            Charles is a currently a second-year master's student at NEC, studying piano with HaeSun Paik. He obtained his bachelor’s degree from the Eastman School of Music with a double major in composition and piano performance. He has studied piano with Alan Chow, Logan Skelton, and John Ellis.

    Hannah Goldstick is an enthusiastic chamber, orchestral, and solo violinist committed to exploring and sharing a diverse array of music. A native of Phoenix, Arizona, she has performed in venues such as the Musical Instrument Museum, the Mesa Arts Center, and the Phoenix Art Museum as a soloist and as a part of a string quartet. In years past, Hannah has participated in music festivals across the country, including the Heifetz Institute, Bowdoin Festival, Red Rocks Music Festival, and the Norfolk Chamber Music Festival in 2021 and 2022. In 2023, Hannah attended the Taos School of Music. At NEC, she has performed in Jordan Hall as a part of the Borromeo String Quartet’s Beethoven Seminar and participated in NEC’s nec[shivaree], Connections, and First Monday concerts.
            Hannah has shared the stage with musicians such as Gilles Vonsattel, St. Lawrence String Quartet, Max Levinson, and others. She recently completed her bachelor’s degree with a minor in Poetry at New England Conservatory with Miriam Fried and is currently continuing at NEC in the master’s program.

    John Harry Clark is a Boston based violist who currently plays on a 2009 Moes & Moes Viola. He obtained his Bachelor of Music Degree in 2023 from New England Conservatory studying under Professor Mai Motobuchi. He is currently continuing at NEC with Motobuchi in the first year of his Master of Music Degree.
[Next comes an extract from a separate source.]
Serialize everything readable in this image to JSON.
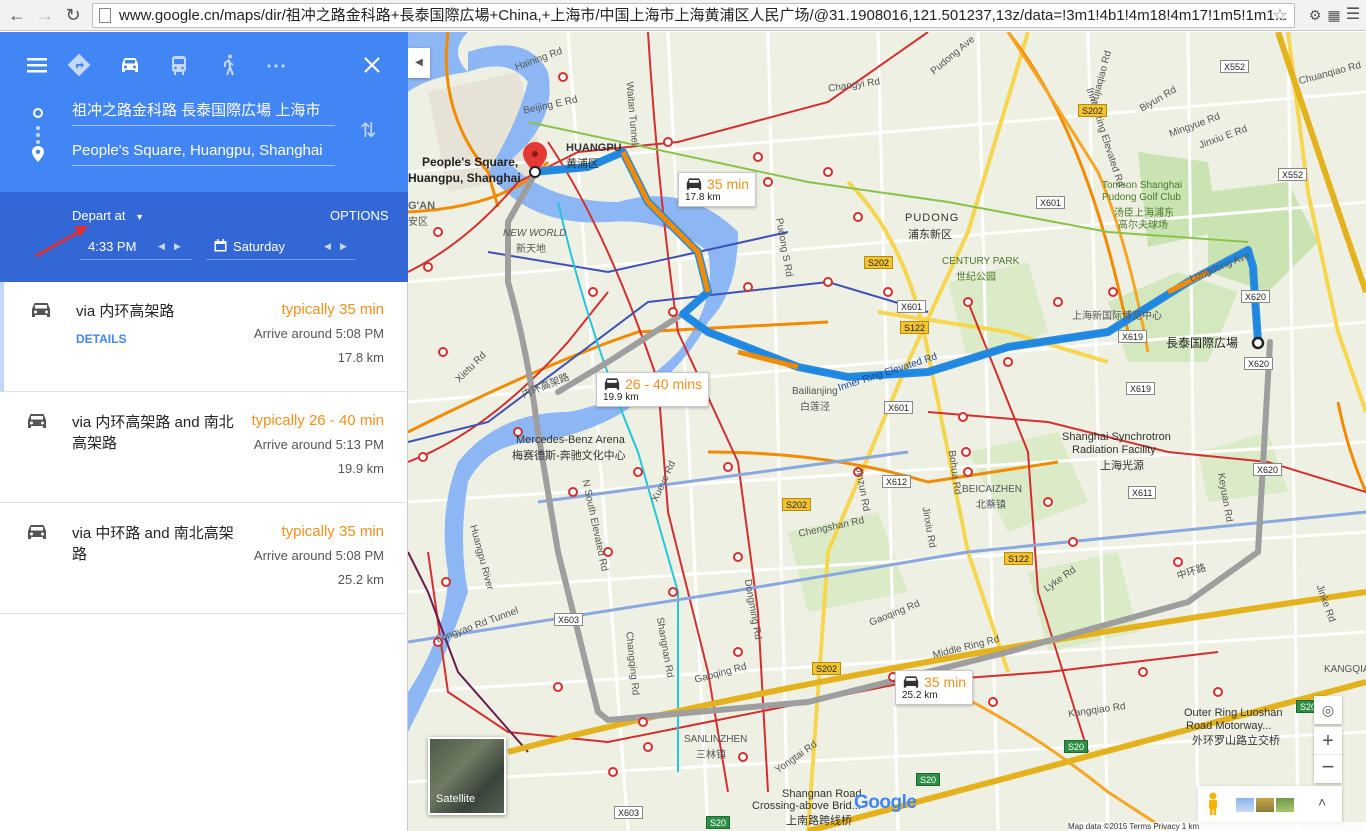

He has also studied with Andrew Kohji Taylor and Daniel Getz.

    Canadian cellist Andrew Byun has appeared in venues including Alice Tully Hall and Weill Recital Hall and has been invited to perform at Music@Menlo, La Jolla Music Society’s SummerFest, Music Mountain, and the Dame Myra Hess Memorial Concerts.  His performances have also been featured on the WFMT, WQXR, and NPR radio stations and he has appeared in masterclasses with Steven Isserlis, Ida Kavafian, and Frans Helmerson among others.  
            In 2015, Byun won the Gershwin International Music Competition and was named a Jack Kent Cooke Artist on NPR’s program, “From The Top.”  He has been a laureate at other competitions including the Sejong Philharmonic Competition, American Protégé International Competition and was a semi-finalist at the 2021 Windsor Festival International Competition and 2022 Isang Yun International Competition.
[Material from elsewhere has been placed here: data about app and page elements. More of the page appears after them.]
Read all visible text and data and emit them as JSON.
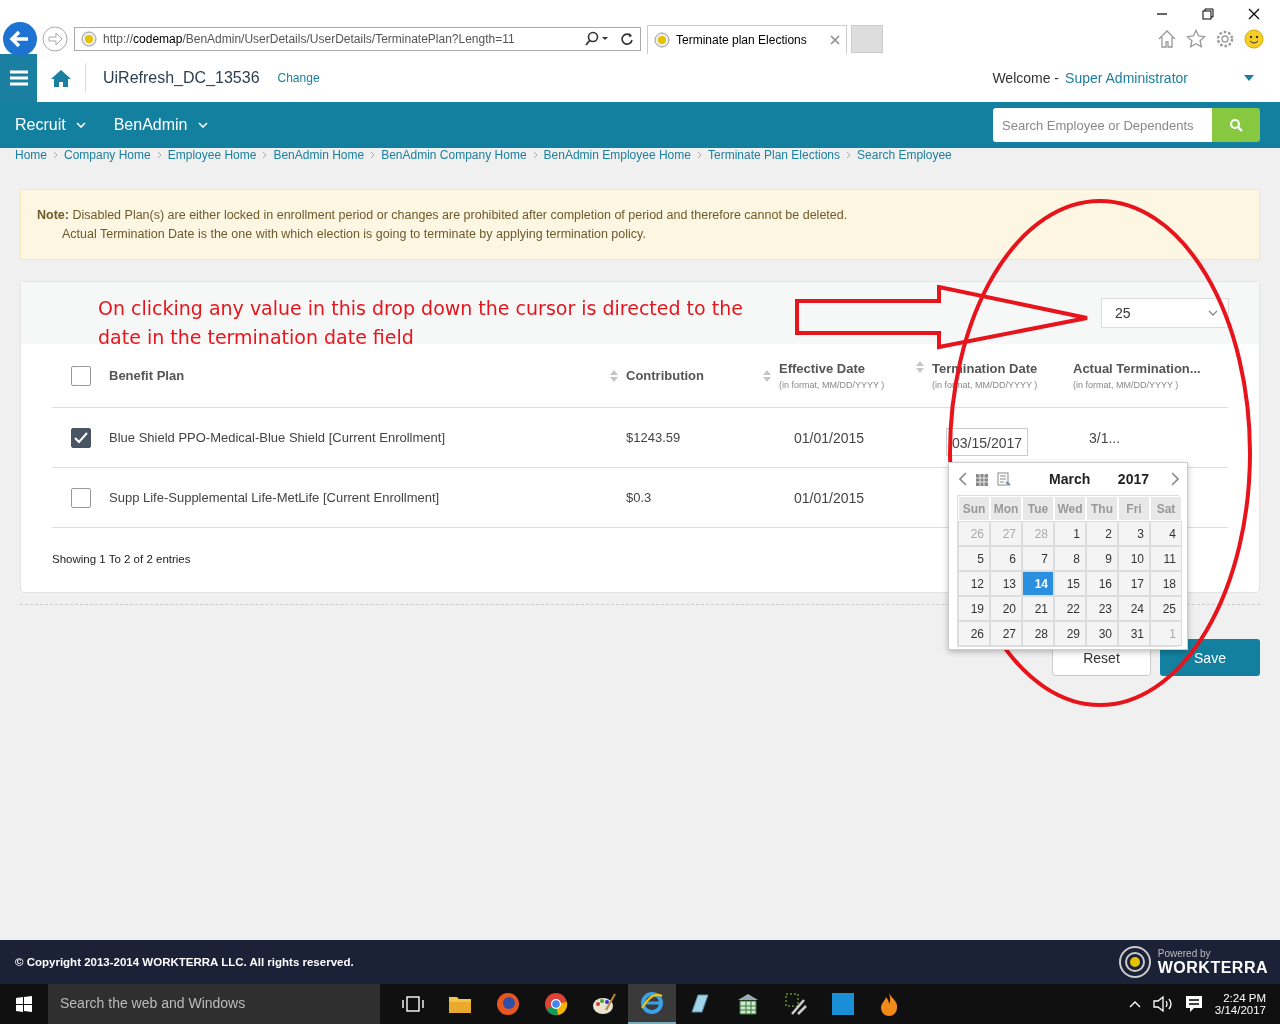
{
  "browser": {
    "address": {
      "scheme": "http://",
      "host": "codemap",
      "path": "/BenAdmin/UserDetails/UserDetails/TerminatePlan?Length=11"
    },
    "tab_title": "Terminate plan Elections"
  },
  "header": {
    "client": "UiRefresh_DC_13536",
    "change_link": "Change",
    "welcome": "Welcome -",
    "user": "Super Administrator"
  },
  "nav": {
    "menus": [
      {
        "label": "Recruit"
      },
      {
        "label": "BenAdmin"
      }
    ],
    "search": {
      "placeholder": "Search Employee or Dependents"
    }
  },
  "breadcrumb": [
    "Home",
    "Company Home",
    "Employee Home",
    "BenAdmin Home",
    "BenAdmin Company Home",
    "BenAdmin Employee Home",
    "Terminate Plan Elections",
    "Search Employee"
  ],
  "note": {
    "label": "Note:",
    "lines": [
      "Disabled Plan(s) are either locked in enrollment period or changes are prohibited after completion of period and therefore cannot be deleted.",
      "Actual Termination Date is the one with which election is going to terminate by applying termination policy."
    ]
  },
  "annotation": {
    "text": "On clicking any value in this drop down the cursor is directed to the date in the termination date field"
  },
  "page_size": "25",
  "table": {
    "select_all_checked": false,
    "columns": [
      {
        "title": "Benefit Plan",
        "sortable": true
      },
      {
        "title": "Contribution",
        "sortable": true
      },
      {
        "title": "Effective Date",
        "hint": "(in format, MM/DD/YYYY )",
        "sortable": true
      },
      {
        "title": "Termination Date",
        "hint": "(in format, MM/DD/YYYY )",
        "sortable": false
      },
      {
        "title": "Actual Termination...",
        "hint": "(in format, MM/DD/YYYY )",
        "sortable": false
      }
    ],
    "rows": [
      {
        "checked": true,
        "plan": "Blue Shield PPO-Medical-Blue Shield [Current Enrollment]",
        "contribution": "$1243.59",
        "effective": "01/01/2015",
        "termination": "03/15/2017",
        "actual": "3/1..."
      },
      {
        "checked": false,
        "plan": "Supp Life-Supplemental Life-MetLife [Current Enrollment]",
        "contribution": "$0.3",
        "effective": "01/01/2015"
      }
    ]
  },
  "entries_info": "Showing 1 To 2 of 2 entries",
  "buttons": [
    {
      "label": "Reset",
      "kind": "secondary"
    },
    {
      "label": "Save",
      "kind": "primary"
    }
  ],
  "calendar": {
    "month": "March",
    "year": "2017",
    "weekdays": [
      "Sun",
      "Mon",
      "Tue",
      "Wed",
      "Thu",
      "Fri",
      "Sat"
    ],
    "weeks": [
      [
        {
          "day": "26",
          "other_month": true,
          "selected": false
        },
        {
          "day": "27",
          "other_month": true,
          "selected": false
        },
        {
          "day": "28",
          "other_month": true,
          "selected": false
        },
        {
          "day": "1",
          "other_month": false,
          "selected": false
        },
        {
          "day": "2",
          "other_month": false,
          "selected": false
        },
        {
          "day": "3",
          "other_month": false,
          "selected": false
        },
        {
          "day": "4",
          "other_month": false,
          "selected": false
        }
      ],
      [
        {
          "day": "5",
          "other_month": false,
          "selected": false
        },
        {
          "day": "6",
          "other_month": false,
          "selected": false
        },
        {
          "day": "7",
          "other_month": false,
          "selected": false
        },
        {
          "day": "8",
          "other_month": false,
          "selected": false
        },
        {
          "day": "9",
          "other_month": false,
          "selected": false
        },
        {
          "day": "10",
          "other_month": false,
          "selected": false
        },
        {
          "day": "11",
          "other_month": false,
          "selected": false
        }
      ],
      [
        {
          "day": "12",
          "other_month": false,
          "selected": false
        },
        {
          "day": "13",
          "other_month": false,
          "selected": false
        },
        {
          "day": "14",
          "other_month": false,
          "selected": true
        },
        {
          "day": "15",
          "other_month": false,
          "selected": false
        },
        {
          "day": "16",
          "other_month": false,
          "selected": false
        },
        {
          "day": "17",
          "other_month": false,
          "selected": false
        },
        {
          "day": "18",
          "other_month": false,
          "selected": false
        }
      ],
      [
        {
          "day": "19",
          "other_month": false,
          "selected": false
        },
        {
          "day": "20",
          "other_month": false,
          "selected": false
        },
        {
          "day": "21",
          "other_month": false,
          "selected": false
        },
        {
          "day": "22",
          "other_month": false,
          "selected": false
        },
        {
          "day": "23",
          "other_month": false,
          "selected": false
        },
        {
          "day": "24",
          "other_month": false,
          "selected": false
        },
        {
          "day": "25",
          "other_month": false,
          "selected": false
        }
      ],
      [
        {
          "day": "26",
          "other_month": false,
          "selected": false
        },
        {
          "day": "27",
          "other_month": false,
          "selected": false
        },
        {
          "day": "28",
          "other_month": false,
          "selected": false
        },
        {
          "day": "29",
          "other_month": false,
          "selected": false
        },
        {
          "day": "30",
          "other_month": false,
          "selected": false
        },
        {
          "day": "31",
          "other_month": false,
          "selected": false
        },
        {
          "day": "1",
          "other_month": true,
          "selected": false
        }
      ]
    ]
  },
  "footer": {
    "copyright": "© Copyright 2013-2014 WORKTERRA LLC. All rights reserved.",
    "powered_by": "Powered by",
    "brand": "WORKTERRA"
  },
  "taskbar": {
    "search_placeholder": "Search the web and Windows",
    "time": "2:24 PM",
    "date": "3/14/2017"
  }
}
            A passionate chamber musician, Byun has shared the stage with artists such as Paul Huang, Erin Keefe, Hagai Shaham, Paul Neubauer, and members of the Hagen Quartet and has appeared at festivals worldwide including Verbier Festival Academy, Gstaad Menuhin Festival, Taos School of Music, and I-M-S Prussia Cove.  He was also a part of The Juilliard School’s Honors Chamber Music Program as the cellist of Quatuor Caél.  
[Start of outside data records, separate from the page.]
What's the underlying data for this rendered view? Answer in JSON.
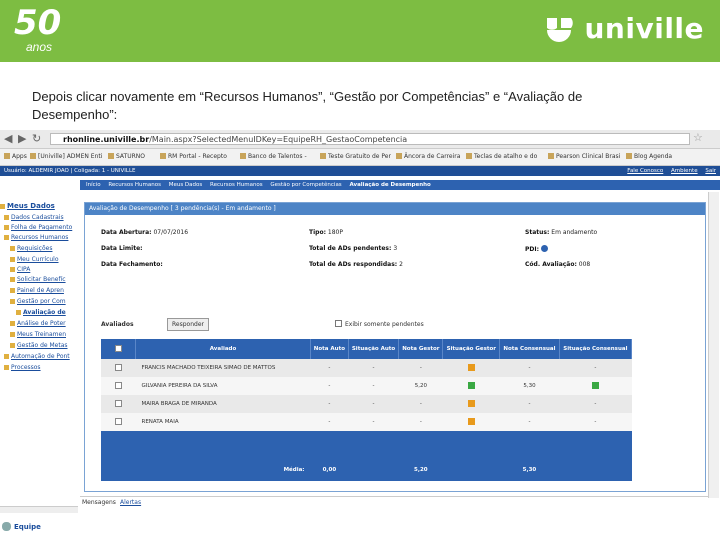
{
  "slide": {
    "logo_50": "50",
    "logo_anos": "anos",
    "brand": "univille",
    "caption": "Depois clicar novamente em “Recursos Humanos”, “Gestão por Competências” e “Avaliação de Desempenho”:",
    "colors": {
      "banner": "#7dbd42",
      "portal_blue": "#2d62b0",
      "panel_head": "#4d84c6"
    }
  },
  "browser": {
    "url_domain": "rhonline.univille.br",
    "url_path": "/Main.aspx?SelectedMenuIDKey=EquipeRH_GestaoCompetencia",
    "bookmarks": [
      "Apps",
      "[Univille] ADMEN Enti",
      "SATURNO",
      "RM Portal - Recepto",
      "Banco de Talentos -",
      "Teste Gratuito de Per",
      "Âncora de Carreira",
      "Teclas de atalho e do",
      "Pearson Clinical Brasi",
      "Blog Agenda"
    ]
  },
  "sysbar": {
    "user": "Usuário: ALDEMIR JOAO | Coligada: 1 - UNIVILLE",
    "fale": "Fale Conosco",
    "ambiente": "Ambiente",
    "sair": "Sair"
  },
  "menu": [
    "Início",
    "Recursos Humanos",
    "Meus Dados",
    "Recursos Humanos",
    "Gestão por Competências"
  ],
  "menu_current": "Avaliação de Desempenho",
  "tree": {
    "title": "Meus Dados",
    "items": [
      "Dados Cadastrais",
      "Folha de Pagamento",
      "Recursos Humanos",
      "Requisições",
      "Meu Currículo",
      "CIPA",
      "Solicitar Benefíc",
      "Painel de Apren",
      "Gestão por Com",
      "Avaliação de",
      "Análise de Poter",
      "Meus Treinamen",
      "Gestão de Metas",
      "Automação de Pont",
      "Processos"
    ],
    "equipe": "Equipe"
  },
  "panel": {
    "title": "Avaliação de Desempenho [ 3 pendência(s) - Em andamento ]",
    "fields": {
      "data_abertura_label": "Data Abertura:",
      "data_abertura": "07/07/2016",
      "tipo_label": "Tipo:",
      "tipo": "180P",
      "status_label": "Status:",
      "status": "Em andamento",
      "data_limite_label": "Data Limite:",
      "data_limite": "",
      "total_pend_label": "Total de ADs pendentes:",
      "total_pend": "3",
      "pdi_label": "PDI:",
      "data_fech_label": "Data Fechamento:",
      "data_fech": "",
      "total_resp_label": "Total de ADs respondidas:",
      "total_resp": "2",
      "cod_label": "Cód. Avaliação:",
      "cod": "008"
    },
    "avaliados_label": "Avaliados",
    "responder": "Responder",
    "somente_pendentes": "Exibir somente pendentes"
  },
  "table": {
    "headers": [
      "Avaliado",
      "Nota Auto",
      "Situação Auto",
      "Nota Gestor",
      "Situação Gestor",
      "Nota Consensual",
      "Situação Consensual"
    ],
    "rows": [
      {
        "name": "FRANCIS MACHADO TEIXEIRA SIMAO DE MATTOS",
        "nota_auto": "-",
        "sit_auto": "-",
        "nota_gestor": "-",
        "sit_gestor": "orange",
        "nota_cons": "-",
        "sit_cons": "-"
      },
      {
        "name": "GILVANIA PEREIRA DA SILVA",
        "nota_auto": "-",
        "sit_auto": "-",
        "nota_gestor": "5,20",
        "sit_gestor": "green",
        "nota_cons": "5,30",
        "sit_cons": "green"
      },
      {
        "name": "MAIRA BRAGA DE MIRANDA",
        "nota_auto": "-",
        "sit_auto": "-",
        "nota_gestor": "-",
        "sit_gestor": "orange",
        "nota_cons": "-",
        "sit_cons": "-"
      },
      {
        "name": "RENATA MAIA",
        "nota_auto": "-",
        "sit_auto": "-",
        "nota_gestor": "-",
        "sit_gestor": "orange",
        "nota_cons": "-",
        "sit_cons": "-"
      }
    ],
    "footer": {
      "label": "Média:",
      "auto": "0,00",
      "gestor": "5,20",
      "cons": "5,30"
    }
  },
  "tabs": {
    "mensagens": "Mensagens",
    "alertas": "Alertas"
  }
}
            A native of South Korea, Byun graduated from Milton Academy, Northwestern University (BM/BA)–studying Philosophy/Cello Performance–and The Juilliard School (MM).  He is currently studying at the New England Conservatory (GD) with Laurence Lesser and has studied with Natasha Brofsky, Hans Jorgen Jensen, and Myung-wha Chung.